Carryback

In accounting, a way for a company to reduce its tax liability by applying a net operating loss to previous years in which it made a profit. If a company deducts more than its net income in a given tax year, it may take the difference between the deduction and the net income (a negative number) and apply it as a deduction on taxable income for the previous five years. For example, if a company makes $1,000,000 in one year, and loses $500,000 the following year, it may only be liable for a $500,000 profit on the year it makes a profit. That is, it may receive a tax refund on part of what it paid for the profitable year. See also: Future Income Tax.

carryback

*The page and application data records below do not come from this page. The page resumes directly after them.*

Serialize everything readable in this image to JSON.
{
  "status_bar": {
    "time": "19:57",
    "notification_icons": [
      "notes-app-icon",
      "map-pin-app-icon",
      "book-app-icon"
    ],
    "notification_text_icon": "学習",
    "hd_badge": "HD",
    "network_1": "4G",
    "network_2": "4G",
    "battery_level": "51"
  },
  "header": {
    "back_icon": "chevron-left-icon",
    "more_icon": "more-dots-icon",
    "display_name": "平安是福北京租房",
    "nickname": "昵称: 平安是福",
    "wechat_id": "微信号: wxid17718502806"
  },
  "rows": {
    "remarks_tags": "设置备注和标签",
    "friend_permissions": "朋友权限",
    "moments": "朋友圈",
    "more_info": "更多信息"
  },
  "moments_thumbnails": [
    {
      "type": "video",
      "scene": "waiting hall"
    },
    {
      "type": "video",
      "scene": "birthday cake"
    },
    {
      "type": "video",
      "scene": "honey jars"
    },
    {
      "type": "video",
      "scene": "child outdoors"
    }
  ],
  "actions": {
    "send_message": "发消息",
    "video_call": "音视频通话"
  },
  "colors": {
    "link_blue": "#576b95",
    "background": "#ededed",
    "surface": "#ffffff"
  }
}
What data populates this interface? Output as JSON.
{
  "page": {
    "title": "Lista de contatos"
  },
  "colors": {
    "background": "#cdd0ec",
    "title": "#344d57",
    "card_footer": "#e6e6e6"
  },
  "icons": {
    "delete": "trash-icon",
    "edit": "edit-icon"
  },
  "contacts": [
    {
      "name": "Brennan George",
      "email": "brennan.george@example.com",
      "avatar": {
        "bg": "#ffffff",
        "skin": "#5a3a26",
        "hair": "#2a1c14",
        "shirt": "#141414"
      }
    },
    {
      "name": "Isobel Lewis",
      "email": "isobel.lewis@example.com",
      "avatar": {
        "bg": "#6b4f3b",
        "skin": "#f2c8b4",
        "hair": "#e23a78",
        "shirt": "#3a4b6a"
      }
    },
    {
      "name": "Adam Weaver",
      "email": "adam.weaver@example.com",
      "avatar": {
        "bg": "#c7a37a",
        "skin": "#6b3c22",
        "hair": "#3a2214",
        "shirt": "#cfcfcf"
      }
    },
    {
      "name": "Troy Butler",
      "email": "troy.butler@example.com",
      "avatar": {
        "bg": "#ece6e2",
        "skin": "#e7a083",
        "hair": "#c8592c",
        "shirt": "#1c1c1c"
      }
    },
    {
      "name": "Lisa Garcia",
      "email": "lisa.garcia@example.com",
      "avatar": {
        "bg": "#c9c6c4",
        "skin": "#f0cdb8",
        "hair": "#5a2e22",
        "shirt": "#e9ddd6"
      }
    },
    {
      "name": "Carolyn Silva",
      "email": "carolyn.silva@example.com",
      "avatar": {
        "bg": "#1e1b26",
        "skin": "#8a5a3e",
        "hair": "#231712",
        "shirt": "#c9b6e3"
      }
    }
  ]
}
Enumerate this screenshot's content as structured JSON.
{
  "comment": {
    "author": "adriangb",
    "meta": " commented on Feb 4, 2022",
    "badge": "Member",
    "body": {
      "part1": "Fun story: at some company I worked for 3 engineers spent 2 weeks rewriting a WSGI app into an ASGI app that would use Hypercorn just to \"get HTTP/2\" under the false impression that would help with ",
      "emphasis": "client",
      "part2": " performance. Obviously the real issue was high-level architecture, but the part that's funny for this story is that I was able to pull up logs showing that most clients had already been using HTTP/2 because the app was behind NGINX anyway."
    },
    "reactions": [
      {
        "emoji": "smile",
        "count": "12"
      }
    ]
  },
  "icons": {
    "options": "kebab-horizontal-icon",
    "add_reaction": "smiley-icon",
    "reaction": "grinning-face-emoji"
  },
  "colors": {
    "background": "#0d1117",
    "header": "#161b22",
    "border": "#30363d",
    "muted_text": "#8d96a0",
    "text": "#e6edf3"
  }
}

A business operating loss that, for tax purposes, may be deducted for a certain number of prior years, usually no more than three. A business uses a carryback to recover taxes paid on income earned in prior years. For example, if a firm experiences a year of large losses following a period of profitable operations, it may use the losses to cancel out profits from preceding years on which taxes have been paid. When the taxes a company paid on profits are canceled because of a carryback, the firm is issued a refund by the Internal Revenue Service. Also called carryover, tax loss carryback.
References in periodicals archive ?
Analysts' interpretation of investors' valuation of tax carryovers. Contemporary Accounting Research 16 (Spring): 1-33.
This order maximizes the use of the credits and credit carryovers, allowing the use of noncarryover credits first, and minimizes the loss of credit carryovers due to expiration.
"It's impossible to advertise such a carryover in time, so no-one would know about it.
real estate rental) is disposed, will the passive loss carryovers be re-characterized as losses "not from a passive activity."(9) As will be discussed later, this is a key point to remember in tax planning for the year in which the property is disposed.
Various elections are available which allow the taxpayer to plan the order in which the loss carryovers and basis are reduced and, in the case of reduction in basis, the properties affected.
(28) The five-year provision has the effect of "cleansing" the corporation of any built-in gain carryovers. The provision provides for a carryover only to the succeeding tax year, not all succeeding tax years.
Although the Institute believes that the rules for the three credits should be the same, we recognize that the proposal would limit the situations where the purpose of the FTC -- the elimination of double taxation -- is frustrated by unrealistically short carryover periods.
Capital Loss Carryovers. A corporation has a capital loss carryback/carryover when that corporation's capital losses exceed capital gains for the year.
Example 1: Corporation X has taxable income of $1 million before the charitable deduction, with no NOL or ATNOL carryovers. As illustrated in Exhibit 1, the charitable deduction limits for regular tax and AMT purposes differ slightly, based on the corresponding computation of taxable income.
In addition, taxpayers may need to consider state restrictions on types of income to which loss carryovers may be applied.
Further, most of the debtor's tax attributes are transferred to the estate, including net operating loss carryovers; capital losses carryovers; passive loss carryovers; and tax basis and character of assets.
* Expansion of FTC Carryovers. Section 904(c) of the Code currently provides that any foreign tax credits (FTCs) not used against U.S.